Adam West and Burt Ward were alright for the times, and as a kid I enjoyed it. As I look back at those episodes, they should have had some serious content and limited the silly side. With all due respect to the memory of Adam West, he was a good Batman but he could have done better had he remained serious with some hard-hitting content similar to the Green Hornet.
Joker on the Big Screen
Joker made his mark on the big screen back around 1965. Adam West and Burt Ward returned to their roles as Batman and Robin. It had a whole host of criminals including the Joker himself. It was a hit for that time with some funny scenes.
The second Joker came on the scene in 1989. Jack Nicholson portrayed the evil villain on the big screen. Listed as a common thug by the name of Jack Napier, he was set on making a big score (robbery), but got set up by his boss. When Batman confronted him, he fell off the railway unto a vat filled with chemicals.
Upon hitting the chemicals, the movie shows some bubbles coming up to the surface. After a while, we see a hand coming out, along with the cards. That scene was nothing less than genius. Upon getting out of the vat, he saw a plastic surgeon to fix his face.
The next scene shows Jack with his face all covered in bandages. As the doctor removed the bandages and saw his face, he was shocked. Jack, upon seeing the expression on the surgeon's face, demanded to have a mirror. Upon seeing his face on the mirror, he wept. His face was distorted.
The surgeon was apologetic, but soon, Jack's weeping turned to laughter. He stood up and walked away to the stairs with his maniacal laugh. At that moment, Nicholson became the Joker. A classic moment.
Then, a third Joker came and that was Heath Ledger. He also did a memorable act as the Joker. My favorite scene was when he was dressed up as a nurse, adding some humor to the story. He showed a dark side of that villain, which many liked and admired.
I do not have much to say about Jared Leto, from the Suicide Squad, because, quite frankly, I did not watch that movie. I may catch some clips and hope to see him in that role so I can make an objective study. As for the latest Joker, we have Joaquin Phoenix. I think that this promises to be a good one. One of my favorite clips was when he smiles with that evil look on his face. At that moment, you see the transformation beginning to take effect—he is becoming the Joker. I think I might see that movie and write another article with my thoughts.
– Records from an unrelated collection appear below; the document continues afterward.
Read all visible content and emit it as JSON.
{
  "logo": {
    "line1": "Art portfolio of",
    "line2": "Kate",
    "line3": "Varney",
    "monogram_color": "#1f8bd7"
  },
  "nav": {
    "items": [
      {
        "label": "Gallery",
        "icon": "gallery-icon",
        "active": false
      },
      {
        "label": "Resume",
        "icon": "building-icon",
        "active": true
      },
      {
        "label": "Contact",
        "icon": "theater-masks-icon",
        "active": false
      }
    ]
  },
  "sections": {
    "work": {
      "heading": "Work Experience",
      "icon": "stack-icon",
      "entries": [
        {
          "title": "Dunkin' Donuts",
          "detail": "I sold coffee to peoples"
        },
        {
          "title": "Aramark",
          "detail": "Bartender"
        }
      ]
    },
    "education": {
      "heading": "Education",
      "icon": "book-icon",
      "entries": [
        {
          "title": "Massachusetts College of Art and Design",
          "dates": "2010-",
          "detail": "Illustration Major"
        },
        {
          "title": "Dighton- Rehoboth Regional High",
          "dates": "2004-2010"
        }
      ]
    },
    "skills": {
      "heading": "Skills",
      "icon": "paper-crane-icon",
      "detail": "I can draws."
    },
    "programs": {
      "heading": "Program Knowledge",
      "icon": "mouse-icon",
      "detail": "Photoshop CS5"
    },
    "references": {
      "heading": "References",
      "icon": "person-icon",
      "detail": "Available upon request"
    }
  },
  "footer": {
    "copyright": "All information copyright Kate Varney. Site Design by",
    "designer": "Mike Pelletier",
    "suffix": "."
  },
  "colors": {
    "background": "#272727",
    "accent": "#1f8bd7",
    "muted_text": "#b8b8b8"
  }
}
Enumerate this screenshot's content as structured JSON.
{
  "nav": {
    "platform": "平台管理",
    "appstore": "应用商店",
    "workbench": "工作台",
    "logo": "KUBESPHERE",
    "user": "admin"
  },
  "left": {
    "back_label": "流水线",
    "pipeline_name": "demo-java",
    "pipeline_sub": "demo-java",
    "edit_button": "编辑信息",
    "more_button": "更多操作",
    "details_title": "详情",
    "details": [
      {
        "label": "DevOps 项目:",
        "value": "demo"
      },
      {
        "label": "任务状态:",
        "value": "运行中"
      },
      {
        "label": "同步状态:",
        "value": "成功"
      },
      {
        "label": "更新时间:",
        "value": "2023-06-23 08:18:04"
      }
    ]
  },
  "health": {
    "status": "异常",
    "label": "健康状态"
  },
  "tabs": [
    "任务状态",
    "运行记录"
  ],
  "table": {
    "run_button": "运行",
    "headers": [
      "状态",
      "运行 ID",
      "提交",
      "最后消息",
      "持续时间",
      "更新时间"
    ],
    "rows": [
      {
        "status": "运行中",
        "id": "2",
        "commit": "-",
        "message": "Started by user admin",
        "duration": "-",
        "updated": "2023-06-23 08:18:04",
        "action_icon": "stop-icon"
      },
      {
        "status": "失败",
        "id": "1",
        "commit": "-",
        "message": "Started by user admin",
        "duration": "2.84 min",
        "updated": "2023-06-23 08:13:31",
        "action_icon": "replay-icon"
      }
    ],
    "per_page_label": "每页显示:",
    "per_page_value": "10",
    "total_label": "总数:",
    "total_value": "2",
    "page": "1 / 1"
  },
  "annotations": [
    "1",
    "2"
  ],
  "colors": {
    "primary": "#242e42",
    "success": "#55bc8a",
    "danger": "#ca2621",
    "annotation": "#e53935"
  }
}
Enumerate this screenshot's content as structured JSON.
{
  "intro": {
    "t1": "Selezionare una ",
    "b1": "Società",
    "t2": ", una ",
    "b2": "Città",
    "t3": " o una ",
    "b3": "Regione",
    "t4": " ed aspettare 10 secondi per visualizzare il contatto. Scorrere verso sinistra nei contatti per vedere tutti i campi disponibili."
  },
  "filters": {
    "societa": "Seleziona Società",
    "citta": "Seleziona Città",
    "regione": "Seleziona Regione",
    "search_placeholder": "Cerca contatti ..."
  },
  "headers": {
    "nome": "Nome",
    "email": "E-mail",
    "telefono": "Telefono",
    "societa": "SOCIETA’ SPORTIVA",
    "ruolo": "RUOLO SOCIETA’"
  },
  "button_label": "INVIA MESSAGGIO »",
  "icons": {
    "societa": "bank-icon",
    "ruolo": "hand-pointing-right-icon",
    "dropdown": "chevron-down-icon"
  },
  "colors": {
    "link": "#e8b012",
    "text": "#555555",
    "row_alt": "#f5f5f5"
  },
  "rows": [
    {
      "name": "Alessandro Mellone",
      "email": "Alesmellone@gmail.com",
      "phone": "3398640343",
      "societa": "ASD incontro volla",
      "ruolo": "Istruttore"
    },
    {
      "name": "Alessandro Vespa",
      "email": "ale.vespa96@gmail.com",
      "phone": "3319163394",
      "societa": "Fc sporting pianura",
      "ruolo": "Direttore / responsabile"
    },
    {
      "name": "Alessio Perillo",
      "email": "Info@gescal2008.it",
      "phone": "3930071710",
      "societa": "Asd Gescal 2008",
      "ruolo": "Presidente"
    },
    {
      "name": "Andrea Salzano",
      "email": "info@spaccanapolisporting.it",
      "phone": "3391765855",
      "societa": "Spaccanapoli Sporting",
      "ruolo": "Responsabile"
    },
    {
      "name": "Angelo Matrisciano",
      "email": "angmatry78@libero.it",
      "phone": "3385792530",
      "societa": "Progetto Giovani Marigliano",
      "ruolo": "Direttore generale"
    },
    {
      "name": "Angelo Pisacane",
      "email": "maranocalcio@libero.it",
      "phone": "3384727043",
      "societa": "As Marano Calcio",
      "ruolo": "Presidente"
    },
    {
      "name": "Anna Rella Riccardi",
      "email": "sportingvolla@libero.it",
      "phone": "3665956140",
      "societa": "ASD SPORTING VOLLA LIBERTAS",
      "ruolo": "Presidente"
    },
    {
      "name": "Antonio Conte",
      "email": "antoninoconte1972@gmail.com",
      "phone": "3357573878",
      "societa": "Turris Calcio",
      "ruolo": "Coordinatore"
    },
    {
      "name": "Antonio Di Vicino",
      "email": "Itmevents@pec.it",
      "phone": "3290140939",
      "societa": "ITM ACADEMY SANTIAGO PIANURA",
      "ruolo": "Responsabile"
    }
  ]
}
If I had to pick my favorite Joker, who would it be? My final thoughts about this are that Jack Nicholson was my favorite Joker because of his laugh. Jack would mix some pranks along with the dark side, enacting vengeance unto his enemies. Now, to be fair, this is not my final judgment. I want to watch the movie Joker and then I will decide who is my all-time favorite Joker character is.